EXERCISE INPUTS:

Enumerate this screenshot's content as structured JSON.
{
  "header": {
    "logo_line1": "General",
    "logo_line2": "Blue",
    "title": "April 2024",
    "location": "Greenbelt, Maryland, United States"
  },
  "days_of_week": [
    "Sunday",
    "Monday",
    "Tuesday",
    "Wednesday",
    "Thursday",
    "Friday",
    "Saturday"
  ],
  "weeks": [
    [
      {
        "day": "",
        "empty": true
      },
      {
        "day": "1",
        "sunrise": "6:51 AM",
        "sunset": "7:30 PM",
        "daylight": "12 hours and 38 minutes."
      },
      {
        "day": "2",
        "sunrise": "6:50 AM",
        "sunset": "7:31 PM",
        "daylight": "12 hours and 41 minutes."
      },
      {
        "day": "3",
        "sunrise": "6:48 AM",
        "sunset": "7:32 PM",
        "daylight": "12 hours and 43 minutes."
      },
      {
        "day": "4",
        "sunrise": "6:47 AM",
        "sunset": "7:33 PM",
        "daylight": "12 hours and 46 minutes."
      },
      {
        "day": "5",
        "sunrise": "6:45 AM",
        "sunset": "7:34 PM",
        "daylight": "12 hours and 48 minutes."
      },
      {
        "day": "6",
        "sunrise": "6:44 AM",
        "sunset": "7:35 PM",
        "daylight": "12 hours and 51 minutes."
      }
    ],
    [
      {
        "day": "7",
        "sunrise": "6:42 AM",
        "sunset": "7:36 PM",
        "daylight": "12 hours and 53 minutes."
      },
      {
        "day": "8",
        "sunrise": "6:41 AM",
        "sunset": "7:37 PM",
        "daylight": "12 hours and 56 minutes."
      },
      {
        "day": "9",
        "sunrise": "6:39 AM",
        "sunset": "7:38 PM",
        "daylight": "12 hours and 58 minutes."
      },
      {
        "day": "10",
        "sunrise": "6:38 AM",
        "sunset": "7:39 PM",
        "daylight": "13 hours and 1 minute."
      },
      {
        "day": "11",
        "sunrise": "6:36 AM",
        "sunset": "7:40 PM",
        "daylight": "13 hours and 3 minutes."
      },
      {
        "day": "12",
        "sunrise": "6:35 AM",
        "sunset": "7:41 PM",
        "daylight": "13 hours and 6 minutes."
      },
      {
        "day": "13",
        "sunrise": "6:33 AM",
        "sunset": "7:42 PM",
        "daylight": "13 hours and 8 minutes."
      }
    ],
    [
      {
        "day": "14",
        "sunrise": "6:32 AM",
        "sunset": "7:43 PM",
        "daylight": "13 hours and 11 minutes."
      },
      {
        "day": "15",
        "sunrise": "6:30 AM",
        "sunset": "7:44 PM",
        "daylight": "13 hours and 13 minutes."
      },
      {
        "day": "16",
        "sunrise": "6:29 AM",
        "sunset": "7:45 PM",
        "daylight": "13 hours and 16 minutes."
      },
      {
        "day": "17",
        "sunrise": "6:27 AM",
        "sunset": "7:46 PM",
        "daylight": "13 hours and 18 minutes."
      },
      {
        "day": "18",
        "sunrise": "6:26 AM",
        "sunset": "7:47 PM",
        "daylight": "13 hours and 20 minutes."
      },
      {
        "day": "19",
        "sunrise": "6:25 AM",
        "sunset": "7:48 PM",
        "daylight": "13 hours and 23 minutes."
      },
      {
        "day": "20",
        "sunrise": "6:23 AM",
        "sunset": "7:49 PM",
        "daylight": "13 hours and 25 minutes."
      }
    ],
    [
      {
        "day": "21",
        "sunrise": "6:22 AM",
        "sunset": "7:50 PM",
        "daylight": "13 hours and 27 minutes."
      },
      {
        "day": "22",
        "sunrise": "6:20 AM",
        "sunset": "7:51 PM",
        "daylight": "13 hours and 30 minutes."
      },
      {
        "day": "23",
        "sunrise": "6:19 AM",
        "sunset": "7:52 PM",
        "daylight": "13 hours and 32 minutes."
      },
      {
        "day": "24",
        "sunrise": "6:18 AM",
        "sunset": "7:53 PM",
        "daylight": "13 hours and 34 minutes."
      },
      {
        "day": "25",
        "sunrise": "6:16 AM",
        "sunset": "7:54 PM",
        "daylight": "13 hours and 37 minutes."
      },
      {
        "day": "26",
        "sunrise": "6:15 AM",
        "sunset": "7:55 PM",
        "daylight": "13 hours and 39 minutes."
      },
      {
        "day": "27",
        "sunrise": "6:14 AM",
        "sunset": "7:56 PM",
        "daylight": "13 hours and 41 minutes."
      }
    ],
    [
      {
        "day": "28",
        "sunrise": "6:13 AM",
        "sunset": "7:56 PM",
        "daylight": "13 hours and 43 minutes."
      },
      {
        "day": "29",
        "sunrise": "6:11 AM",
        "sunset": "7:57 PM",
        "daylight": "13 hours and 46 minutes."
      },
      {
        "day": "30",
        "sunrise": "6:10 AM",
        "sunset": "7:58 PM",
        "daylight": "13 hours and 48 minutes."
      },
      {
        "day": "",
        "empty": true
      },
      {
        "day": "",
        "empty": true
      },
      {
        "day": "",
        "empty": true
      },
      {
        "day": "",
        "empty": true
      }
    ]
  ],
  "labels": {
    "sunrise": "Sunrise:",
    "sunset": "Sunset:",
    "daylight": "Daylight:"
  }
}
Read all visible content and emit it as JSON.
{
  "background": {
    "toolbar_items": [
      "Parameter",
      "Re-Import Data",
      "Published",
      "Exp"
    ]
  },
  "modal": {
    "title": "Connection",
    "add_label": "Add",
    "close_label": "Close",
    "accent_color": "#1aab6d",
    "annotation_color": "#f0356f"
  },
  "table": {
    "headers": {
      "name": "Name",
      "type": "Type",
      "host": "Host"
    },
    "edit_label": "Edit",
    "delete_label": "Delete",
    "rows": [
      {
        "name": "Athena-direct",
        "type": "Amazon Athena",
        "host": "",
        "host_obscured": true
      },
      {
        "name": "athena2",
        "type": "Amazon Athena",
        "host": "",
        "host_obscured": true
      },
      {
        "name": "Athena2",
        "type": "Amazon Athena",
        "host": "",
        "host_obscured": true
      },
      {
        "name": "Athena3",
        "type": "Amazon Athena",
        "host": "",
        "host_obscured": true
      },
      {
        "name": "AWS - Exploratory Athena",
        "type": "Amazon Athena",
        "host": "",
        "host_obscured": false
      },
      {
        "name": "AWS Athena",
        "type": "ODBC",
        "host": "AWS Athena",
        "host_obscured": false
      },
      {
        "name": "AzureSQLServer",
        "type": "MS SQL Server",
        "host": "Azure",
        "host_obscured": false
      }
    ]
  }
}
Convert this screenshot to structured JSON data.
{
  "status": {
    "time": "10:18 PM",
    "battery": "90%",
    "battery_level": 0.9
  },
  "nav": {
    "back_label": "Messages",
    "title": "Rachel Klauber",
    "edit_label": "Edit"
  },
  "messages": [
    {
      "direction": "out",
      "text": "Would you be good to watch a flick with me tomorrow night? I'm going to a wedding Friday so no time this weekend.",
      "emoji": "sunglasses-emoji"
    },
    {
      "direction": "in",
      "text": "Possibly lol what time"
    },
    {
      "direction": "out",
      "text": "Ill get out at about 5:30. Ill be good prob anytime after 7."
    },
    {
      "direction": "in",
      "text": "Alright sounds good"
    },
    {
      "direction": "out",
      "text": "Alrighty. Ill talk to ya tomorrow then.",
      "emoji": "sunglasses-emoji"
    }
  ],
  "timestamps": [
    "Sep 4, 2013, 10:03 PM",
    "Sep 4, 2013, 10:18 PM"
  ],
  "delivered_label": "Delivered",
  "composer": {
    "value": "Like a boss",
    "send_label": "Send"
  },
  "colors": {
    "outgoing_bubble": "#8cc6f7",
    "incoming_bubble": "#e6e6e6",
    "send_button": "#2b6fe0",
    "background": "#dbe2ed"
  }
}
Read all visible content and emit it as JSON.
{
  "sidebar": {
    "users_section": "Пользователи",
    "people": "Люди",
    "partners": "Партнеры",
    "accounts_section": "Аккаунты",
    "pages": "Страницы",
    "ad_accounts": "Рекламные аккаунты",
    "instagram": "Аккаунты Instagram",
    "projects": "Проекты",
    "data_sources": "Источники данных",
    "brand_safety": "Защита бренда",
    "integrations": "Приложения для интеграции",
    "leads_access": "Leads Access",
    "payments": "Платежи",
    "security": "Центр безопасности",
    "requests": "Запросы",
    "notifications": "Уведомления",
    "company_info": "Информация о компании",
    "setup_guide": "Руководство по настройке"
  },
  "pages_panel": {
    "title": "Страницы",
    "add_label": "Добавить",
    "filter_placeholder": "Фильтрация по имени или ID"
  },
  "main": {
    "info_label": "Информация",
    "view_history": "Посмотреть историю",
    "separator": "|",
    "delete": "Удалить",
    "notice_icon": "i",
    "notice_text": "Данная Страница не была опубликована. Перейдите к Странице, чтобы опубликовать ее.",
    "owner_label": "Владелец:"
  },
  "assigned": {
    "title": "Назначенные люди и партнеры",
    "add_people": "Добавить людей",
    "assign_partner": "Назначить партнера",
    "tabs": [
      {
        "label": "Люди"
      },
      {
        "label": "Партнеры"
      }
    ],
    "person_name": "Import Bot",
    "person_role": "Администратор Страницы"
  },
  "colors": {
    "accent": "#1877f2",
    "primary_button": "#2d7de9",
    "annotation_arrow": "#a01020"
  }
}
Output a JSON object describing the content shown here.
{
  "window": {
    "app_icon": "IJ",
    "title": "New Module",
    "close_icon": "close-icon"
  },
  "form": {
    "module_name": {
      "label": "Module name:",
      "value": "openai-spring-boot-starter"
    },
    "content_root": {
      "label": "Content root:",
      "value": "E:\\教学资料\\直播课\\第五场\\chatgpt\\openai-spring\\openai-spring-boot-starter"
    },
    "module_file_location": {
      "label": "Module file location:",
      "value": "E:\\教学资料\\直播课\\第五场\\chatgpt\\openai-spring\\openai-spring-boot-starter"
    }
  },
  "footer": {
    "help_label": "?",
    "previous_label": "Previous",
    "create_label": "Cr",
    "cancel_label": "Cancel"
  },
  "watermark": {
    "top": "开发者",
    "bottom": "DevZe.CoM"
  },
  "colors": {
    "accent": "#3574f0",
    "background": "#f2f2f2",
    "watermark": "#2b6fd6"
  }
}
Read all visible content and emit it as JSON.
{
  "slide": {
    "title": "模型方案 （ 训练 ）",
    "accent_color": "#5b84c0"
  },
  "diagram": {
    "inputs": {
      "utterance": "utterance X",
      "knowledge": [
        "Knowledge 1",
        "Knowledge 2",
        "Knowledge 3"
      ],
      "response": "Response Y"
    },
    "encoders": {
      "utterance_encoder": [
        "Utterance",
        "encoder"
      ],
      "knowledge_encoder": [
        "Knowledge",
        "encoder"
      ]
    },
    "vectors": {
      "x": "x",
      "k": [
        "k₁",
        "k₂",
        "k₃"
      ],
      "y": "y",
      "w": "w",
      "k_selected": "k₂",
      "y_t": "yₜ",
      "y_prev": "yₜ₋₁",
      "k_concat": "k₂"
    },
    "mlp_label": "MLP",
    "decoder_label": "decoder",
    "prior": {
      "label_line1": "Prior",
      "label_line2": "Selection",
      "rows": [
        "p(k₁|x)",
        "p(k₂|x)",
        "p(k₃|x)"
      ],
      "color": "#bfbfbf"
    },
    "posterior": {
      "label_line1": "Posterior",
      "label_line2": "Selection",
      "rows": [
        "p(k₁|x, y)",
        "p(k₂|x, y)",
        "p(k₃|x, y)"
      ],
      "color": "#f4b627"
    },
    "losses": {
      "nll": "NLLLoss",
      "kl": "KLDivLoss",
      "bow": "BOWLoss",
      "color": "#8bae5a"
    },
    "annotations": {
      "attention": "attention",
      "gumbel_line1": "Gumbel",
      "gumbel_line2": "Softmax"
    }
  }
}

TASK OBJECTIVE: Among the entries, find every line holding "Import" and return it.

TASK OUTPUT:
      "Re-Import Data",
    "person_name": "Import Bot",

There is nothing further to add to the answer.